If there is a visible gap between the actions, we use perfect participle.

Example: Having finished graduation, I took a job in an MNC.

Having watched TV, I slept.

Errors are formed by replacing the subject of the sentence.

Error: Having done my homework mother allowed me to play outside.

Correct: I having done my homework mother allowed me to play outside.


Note: Present Participle and Past Participle do the work of Adjectives and Verbs in a sentence.

Infinitives and Gerunds

In part of speech both are equivalent to Noun.

Function: they can be the Subject, Object and Prepositional Object in a sentence.

As a subject


  • Playing is a good exercise.


  • To play is a good exercise.


As an object


  • Ram likes playing.


  • Ram likes to play.


As a prepositional object


  • My mother does not like my playing outside.

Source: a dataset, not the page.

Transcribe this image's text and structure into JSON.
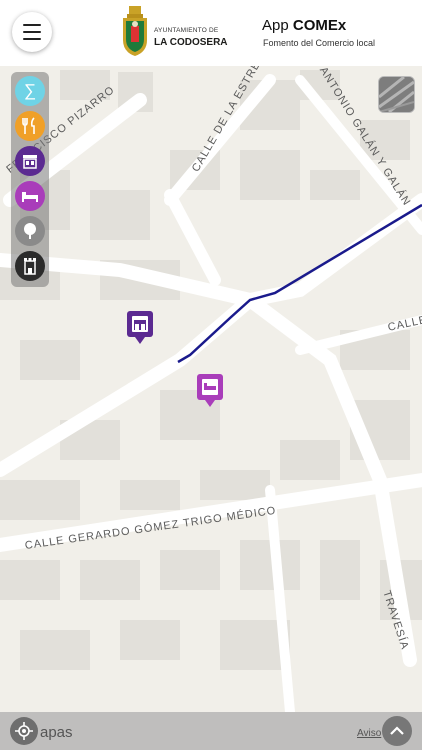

  • Train is about to come.


We always use Infinitives after the following verbs:

Attempt, allow, ask, advise, beg, begin, care, choose, dare, fail, forget, go, hesitate, happen, intend, manage, love, learn, need, prefer, try, want, wish.


  • I prefer veg to non-veg.
  • I prefer running to walking.

Exception: I prefer to talk rather than sing.

Note: ‘rather than’ is never followed by ‘to’

Note: No rather than after prefer. The above sentence is an exception.


We always use ‘bare-infinitives’ (without ‘to’) after the following verbs:

Let, bid, make, watch, notice, see, hear, help, etc

Need not, dare not, would better, had better, etc

Why/why not, do nothing but, do everything but, do something but.



We always use Gerund after the following verbs:

Avoid, enjoy, dislike, mind, boast of, suggest, consider, appreciate.


Note: Worth is an adjective but it also takes Gerund.

Example: This book worth buying.


We always use Gerund after the following phrases:

Habituated to, accustomed to, addicted to, objected to, with a view to, look forward to, averse to, Verb + used to, etc.


List of Modals:

Can, could, may, might, should, would.

Ought to, must, used to.

Need, dare – these are semi-modals.

Can – Physical ability

May – Mental thinking (or ability)

Could – Past ability

Note: Can is informal; May is formal


Error: I cannot be able to attend the school tomorrow.

Explanation: can – shows possibility; able to – shows possibility, therefore the sentence is wrong.

Correct: 1. I cannot attend the school tomorrow.

2. I will not be able to attend the school tomorrow.


When to use must, may and might, in terms of possibilities?

Must – High possibility (80%)

May – Moderate possibility (60%)

Might – Low possibility (40%)


Should – it represents Duty

  • You should go to college regularly.
  • You should not sleep late at night.

Ought to – it represents Obligation or moral duty.

  • You ought to respect the nation.
  • You ought to help the senior citizens.

Causative Verbs

The Causatives are the verbs that are used to indicate that one person causes another person to do something for the first person.

One can cause somebody to do something for him/her by asking, paying, requesting, or forcing the person.

List of Causative verbs:

Make, Get and Have.



 Make + V1

  • Used for 2 persons.
  • Equivalent to Cause + To + V1



 Get + V3

  • Used for 3 or more persons.
  • Equivalent to Have + V3


Make + V1

Error: The teacher made the student to laugh

Explanation: Made + V1 (causative verb)

Correct: The teacher made the student laugh

Equivalent form: The teacher caused him to laugh. (correct)


Get + V3


Teacher gets the students run in the field

Teacher has the students run in the field.


Q) She went to the doctor to pluck her tooth. (x)


1. She went to the doctor to make her tooth pluck

2. She went to the doctor to get her tooth plucked